Kent’s Tree Wardens help to find, recognise, promote and protect the important, veteran and ancient trees in their local communities. They have a key role in protecting these vital components of Kent’s landscape and heritage, in our countryside, villages and towns.
The aims are to
- run at least two or three Tree Surveying days every year to visit Kent hot-spots of important, veteran and ancient trees
- encourage all Tree and Pond Wardens to find, survey, report, maintain and protect the trees in their communities
- encourage a core of Tree Wardens to become (or continue to be) competent tree surveyors able to carry out tree surveys and demonstrate tree surveying techniques to other Tree Wardens and others interested in trees.
- improve the level of recognition and protection of important, veteran and ancient trees in all areas of Kent
Kent is particularly lucky in having an excellent interactive map of our important trees, thanks to the Kent Heritage Trees Project organised by the Trust for Conservation Volunteers (TCV), largely funded by the Heritage Lottery Fund.
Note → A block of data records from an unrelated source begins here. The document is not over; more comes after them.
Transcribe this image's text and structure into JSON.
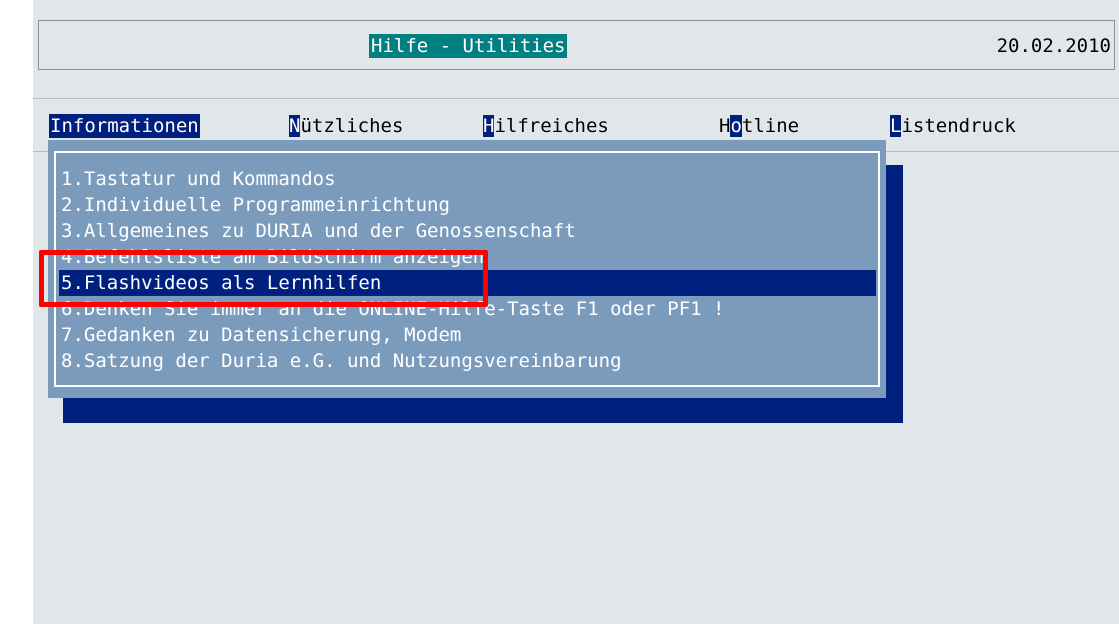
{
  "window": {
    "title": "Hilfe - Utilities",
    "date": "20.02.2010"
  },
  "menu": {
    "items": [
      {
        "hotkey": "I",
        "rest": "nformationen",
        "active": true
      },
      {
        "hotkey": "N",
        "rest": "ützliches",
        "active": false
      },
      {
        "hotkey": "H",
        "rest": "ilfreiches",
        "active": false
      },
      {
        "hotkey": "o",
        "prefix": "H",
        "rest": "tline",
        "active": false
      },
      {
        "hotkey": "L",
        "rest": "istendruck",
        "active": false
      }
    ]
  },
  "dropdown": {
    "selected_index": 4,
    "items": [
      {
        "label": "1.Tastatur und Kommandos"
      },
      {
        "label": "2.Individuelle Programmeinrichtung"
      },
      {
        "label": "3.Allgemeines zu DURIA und der Genossenschaft"
      },
      {
        "label": "4.Befehlsliste am Bildschirm anzeigen"
      },
      {
        "label": "5.Flashvideos als Lernhilfen"
      },
      {
        "label": "6.Denken Sie immer an die ONLINE-Hilfe-Taste F1 oder PF1 !"
      },
      {
        "label": "7.Gedanken zu Datensicherung, Modem"
      },
      {
        "label": "8.Satzung der Duria e.G. und Nutzungsvereinbarung"
      }
    ]
  },
  "colors": {
    "background": "#e1e6e8",
    "title_bg": "#008080",
    "menu_highlight": "#002080",
    "dropdown_bg": "#7b9bbd",
    "annotation": "#ff0000"
  }
}
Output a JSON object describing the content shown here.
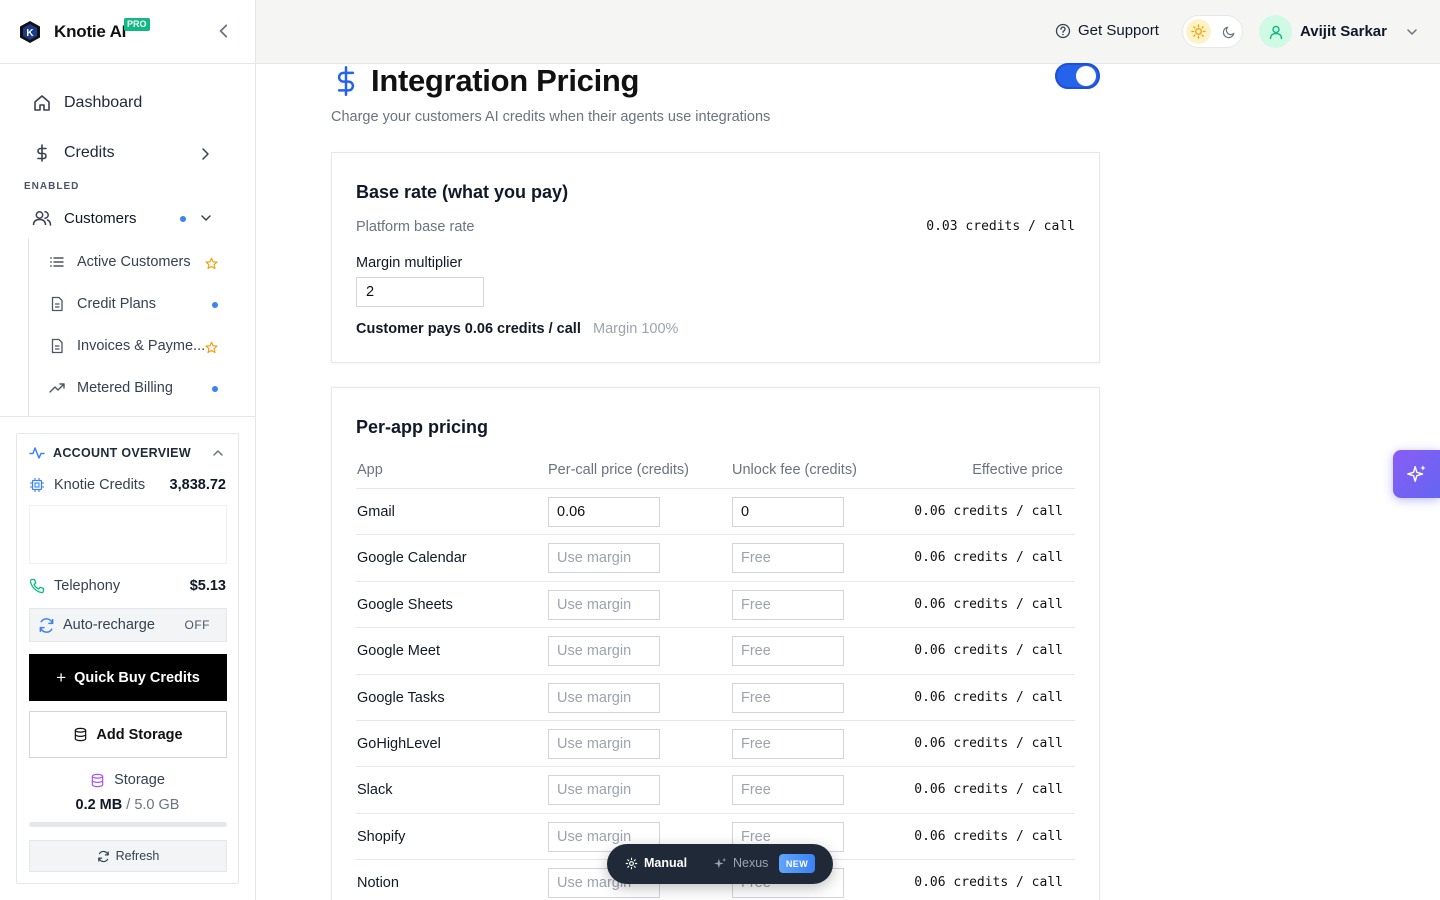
{
  "brand": {
    "name": "Knotie AI",
    "badge": "PRO"
  },
  "sidebar": {
    "nav": [
      {
        "label": "Dashboard",
        "icon": "home-icon"
      },
      {
        "label": "Credits",
        "icon": "dollar-icon"
      }
    ],
    "section_label": "ENABLED",
    "customers": {
      "label": "Customers"
    },
    "sub_items": [
      {
        "label": "Active Customers",
        "icon": "list-icon",
        "marker": "star"
      },
      {
        "label": "Credit Plans",
        "icon": "document-icon",
        "marker": "dot"
      },
      {
        "label": "Invoices & Payme...",
        "icon": "document-icon",
        "marker": "star"
      },
      {
        "label": "Metered Billing",
        "icon": "trending-icon",
        "marker": "dot"
      }
    ]
  },
  "account": {
    "title": "ACCOUNT OVERVIEW",
    "credits_label": "Knotie Credits",
    "credits_value": "3,838.72",
    "telephony_label": "Telephony",
    "telephony_value": "$5.13",
    "auto_recharge_label": "Auto-recharge",
    "auto_recharge_state": "OFF",
    "quick_buy_label": "Quick Buy Credits",
    "add_storage_label": "Add Storage",
    "storage_label": "Storage",
    "storage_used": "0.2 MB",
    "storage_total": "/ 5.0 GB",
    "storage_fraction": 4e-05,
    "refresh_label": "Refresh"
  },
  "header": {
    "support_label": "Get Support",
    "user_name": "Avijit Sarkar"
  },
  "page": {
    "title": "Integration Pricing",
    "subtitle": "Charge your customers AI credits when their agents use integrations",
    "enabled": true
  },
  "base_rate": {
    "title": "Base rate (what you pay)",
    "platform_label": "Platform base rate",
    "platform_value": "0.03 credits / call",
    "multiplier_label": "Margin multiplier",
    "multiplier_value": "2",
    "customer_pays": "Customer pays 0.06 credits / call",
    "margin": "Margin 100%"
  },
  "per_app": {
    "title": "Per-app pricing",
    "columns": [
      "App",
      "Per-call price (credits)",
      "Unlock fee (credits)",
      "Effective price"
    ],
    "rows": [
      {
        "app": "Gmail",
        "price": "0.06",
        "price_placeholder": "Use margin",
        "fee": "0",
        "fee_placeholder": "Free",
        "effective": "0.06 credits / call"
      },
      {
        "app": "Google Calendar",
        "price": "",
        "price_placeholder": "Use margin",
        "fee": "",
        "fee_placeholder": "Free",
        "effective": "0.06 credits / call"
      },
      {
        "app": "Google Sheets",
        "price": "",
        "price_placeholder": "Use margin",
        "fee": "",
        "fee_placeholder": "Free",
        "effective": "0.06 credits / call"
      },
      {
        "app": "Google Meet",
        "price": "",
        "price_placeholder": "Use margin",
        "fee": "",
        "fee_placeholder": "Free",
        "effective": "0.06 credits / call"
      },
      {
        "app": "Google Tasks",
        "price": "",
        "price_placeholder": "Use margin",
        "fee": "",
        "fee_placeholder": "Free",
        "effective": "0.06 credits / call"
      },
      {
        "app": "GoHighLevel",
        "price": "",
        "price_placeholder": "Use margin",
        "fee": "",
        "fee_placeholder": "Free",
        "effective": "0.06 credits / call"
      },
      {
        "app": "Slack",
        "price": "",
        "price_placeholder": "Use margin",
        "fee": "",
        "fee_placeholder": "Free",
        "effective": "0.06 credits / call"
      },
      {
        "app": "Shopify",
        "price": "",
        "price_placeholder": "Use margin",
        "fee": "",
        "fee_placeholder": "Free",
        "effective": "0.06 credits / call"
      },
      {
        "app": "Notion",
        "price": "",
        "price_placeholder": "Use margin",
        "fee": "",
        "fee_placeholder": "Free",
        "effective": "0.06 credits / call"
      }
    ]
  },
  "mode_switch": {
    "manual_label": "Manual",
    "nexus_label": "Nexus",
    "new_badge": "NEW"
  },
  "colors": {
    "accent": "#2563eb",
    "dot": "#3b82f6",
    "star": "#f59e0b",
    "pro": "#10b981"
  }
}
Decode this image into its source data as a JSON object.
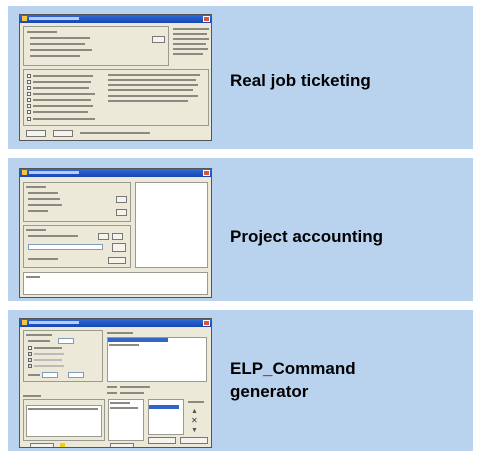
{
  "slides": [
    {
      "label": "Real job ticketing"
    },
    {
      "label": "Project accounting"
    },
    {
      "label_line1": "ELP_Command",
      "label_line2": "generator"
    }
  ],
  "colors": {
    "panel_bg": "#b9d3ee",
    "window_bg": "#ece9d8",
    "titlebar": "#2e6ad6"
  }
}
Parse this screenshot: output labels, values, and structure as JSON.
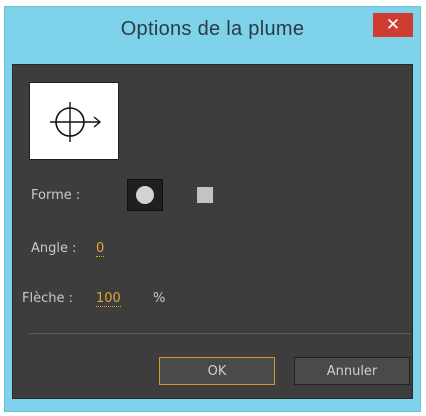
{
  "window": {
    "title": "Options de la plume",
    "close_icon": "close-icon",
    "close_symbol": "✕"
  },
  "preview": {
    "icon": "crosshair-arrow-icon"
  },
  "form": {
    "shape_label": "Forme :",
    "shape_options": [
      {
        "name": "round",
        "icon": "round-brush-icon",
        "selected": true
      },
      {
        "name": "square",
        "icon": "square-brush-icon",
        "selected": false
      }
    ],
    "angle_label": "Angle :",
    "angle_value": "0",
    "arrow_label": "Flèche :",
    "arrow_value": "100",
    "arrow_unit": "%"
  },
  "buttons": {
    "ok": "OK",
    "cancel": "Annuler"
  },
  "colors": {
    "title_bar": "#7ed3ea",
    "panel": "#3d3d3d",
    "accent": "#e3a530",
    "close": "#cf3c31"
  }
}
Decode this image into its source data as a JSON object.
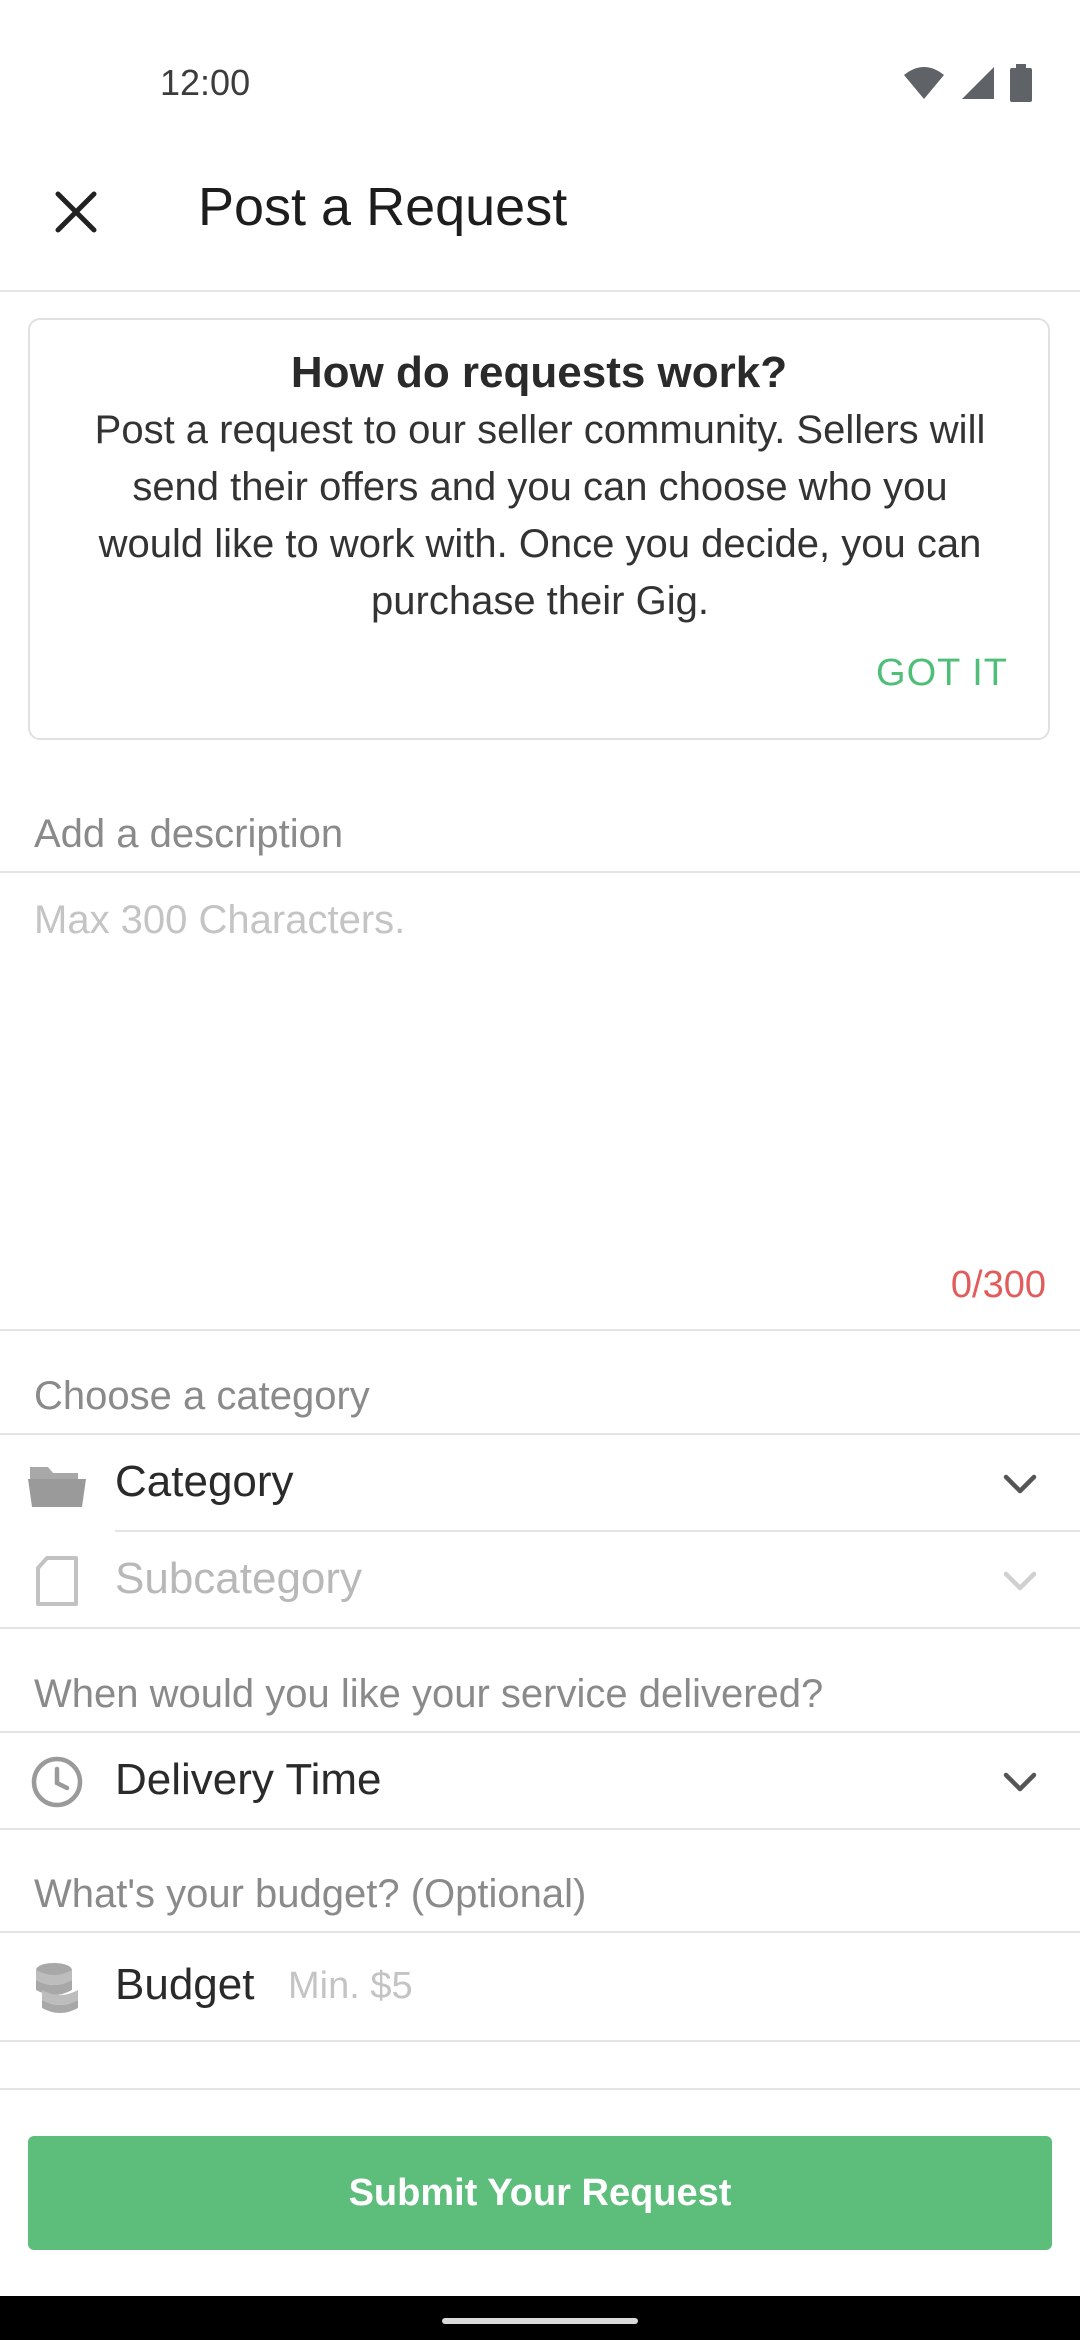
{
  "status_bar": {
    "time": "12:00",
    "icons": [
      "wifi-icon",
      "cellular-signal-icon",
      "battery-icon"
    ]
  },
  "app_bar": {
    "close_icon": "close-icon",
    "title": "Post a Request"
  },
  "info_card": {
    "title": "How do requests work?",
    "text": "Post a request to our seller community. Sellers will send their offers and you can choose who you would like to work with. Once you decide, you can purchase their Gig.",
    "action": "GOT IT"
  },
  "description": {
    "label": "Add a description",
    "placeholder": "Max 300 Characters.",
    "counter": "0/300"
  },
  "category": {
    "label": "Choose a category",
    "category_field": {
      "icon": "folder-icon",
      "label": "Category"
    },
    "subcategory_field": {
      "icon": "document-icon",
      "label": "Subcategory"
    }
  },
  "delivery": {
    "label": "When would you like your service delivered?",
    "field": {
      "icon": "clock-icon",
      "label": "Delivery Time"
    }
  },
  "budget": {
    "label": "What's your budget? (Optional)",
    "field_icon": "coins-icon",
    "field_label": "Budget",
    "placeholder": "Min. $5"
  },
  "submit": {
    "label": "Submit Your Request"
  },
  "colors": {
    "accent": "#5cbe7a",
    "accent_text": "#4fbe79",
    "counter": "#e25c5c"
  }
}
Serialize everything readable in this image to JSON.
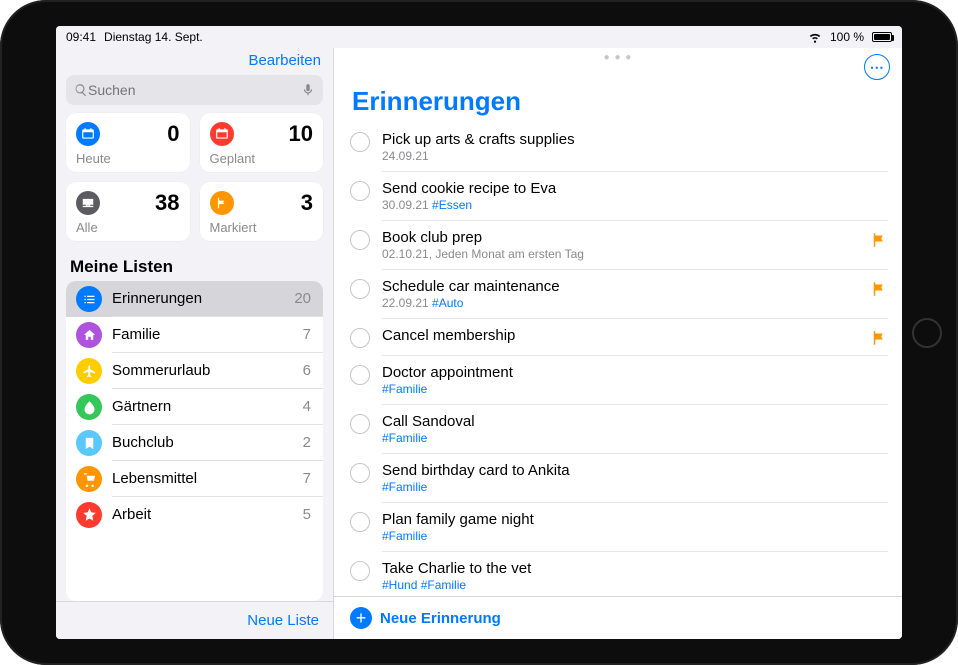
{
  "statusbar": {
    "time": "09:41",
    "date": "Dienstag 14. Sept.",
    "battery": "100 %"
  },
  "sidebar": {
    "edit": "Bearbeiten",
    "search_placeholder": "Suchen",
    "smart": [
      {
        "label": "Heute",
        "count": "0",
        "color": "#007aff",
        "icon": "calendar"
      },
      {
        "label": "Geplant",
        "count": "10",
        "color": "#ff3b30",
        "icon": "calendar"
      },
      {
        "label": "Alle",
        "count": "38",
        "color": "#5b5b60",
        "icon": "tray"
      },
      {
        "label": "Markiert",
        "count": "3",
        "color": "#ff9500",
        "icon": "flag"
      }
    ],
    "myLists": "Meine Listen",
    "lists": [
      {
        "name": "Erinnerungen",
        "count": "20",
        "color": "#007aff",
        "icon": "list",
        "selected": true
      },
      {
        "name": "Familie",
        "count": "7",
        "color": "#af52de",
        "icon": "house"
      },
      {
        "name": "Sommerurlaub",
        "count": "6",
        "color": "#ffcc00",
        "icon": "plane"
      },
      {
        "name": "Gärtnern",
        "count": "4",
        "color": "#34c759",
        "icon": "leaf"
      },
      {
        "name": "Buchclub",
        "count": "2",
        "color": "#5ac8fa",
        "icon": "bookmark"
      },
      {
        "name": "Lebensmittel",
        "count": "7",
        "color": "#ff9500",
        "icon": "cart"
      },
      {
        "name": "Arbeit",
        "count": "5",
        "color": "#ff3b30",
        "icon": "star"
      }
    ],
    "newList": "Neue Liste"
  },
  "main": {
    "title": "Erinnerungen",
    "newReminder": "Neue Erinnerung",
    "items": [
      {
        "title": "Pick up arts & crafts supplies",
        "date": "24.09.21",
        "tags": "",
        "flagged": false
      },
      {
        "title": "Send cookie recipe to Eva",
        "date": "30.09.21",
        "tags": "#Essen",
        "flagged": false
      },
      {
        "title": "Book club prep",
        "date": "02.10.21, Jeden Monat am ersten Tag",
        "tags": "",
        "flagged": true
      },
      {
        "title": "Schedule car maintenance",
        "date": "22.09.21",
        "tags": "#Auto",
        "flagged": true
      },
      {
        "title": "Cancel membership",
        "date": "",
        "tags": "",
        "flagged": true
      },
      {
        "title": "Doctor appointment",
        "date": "",
        "tags": "#Familie",
        "flagged": false
      },
      {
        "title": "Call Sandoval",
        "date": "",
        "tags": "#Familie",
        "flagged": false
      },
      {
        "title": "Send birthday card to Ankita",
        "date": "",
        "tags": "#Familie",
        "flagged": false
      },
      {
        "title": "Plan family game night",
        "date": "",
        "tags": "#Familie",
        "flagged": false
      },
      {
        "title": "Take Charlie to the vet",
        "date": "",
        "tags": "#Hund #Familie",
        "flagged": false
      }
    ]
  }
}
Many Tree Wardens supported this Project, gathered information, took photos and completed the surveys of these trees. These are the trees that have been recognised so far as important in Kent – the map can be found on the Kent Heritage Trees website. Why not check out your particular area for the trees located so far!
The Kent Heritage Trees Project has now been successfully completed, and the Kent map is now closed for new or updated tree records. All new records or updates are therefore now going to be made on the very impressive national Ancient Tree Inventory run by the Woodland Trust, which are then verified by one or two dedicated Woodland Trust verifiers in Kent. Again, it is very worthwhile to check out the records on this map for your local area.
Recognising the importance of impressive and memorable local trees in Kent, there is now a newly formed Kent branch of the Ancient Tree Forum. The inaugural meeting of the Kent Branch is on Saturday the 3rd of February, 2018, at the internationally important site of Knole Park, Sevenoaks, owned by The National Trust.
Other groups very interested in these special trees in Kent include, among many others, The Woodlands Trust, the Kent Men of The Trees and the Kent Gardens Trust. Kent Tree Wardens work in partnership with these organisations, and together we hope to achieve our common aims of recognising and protecting the Tree Heritage of Kent.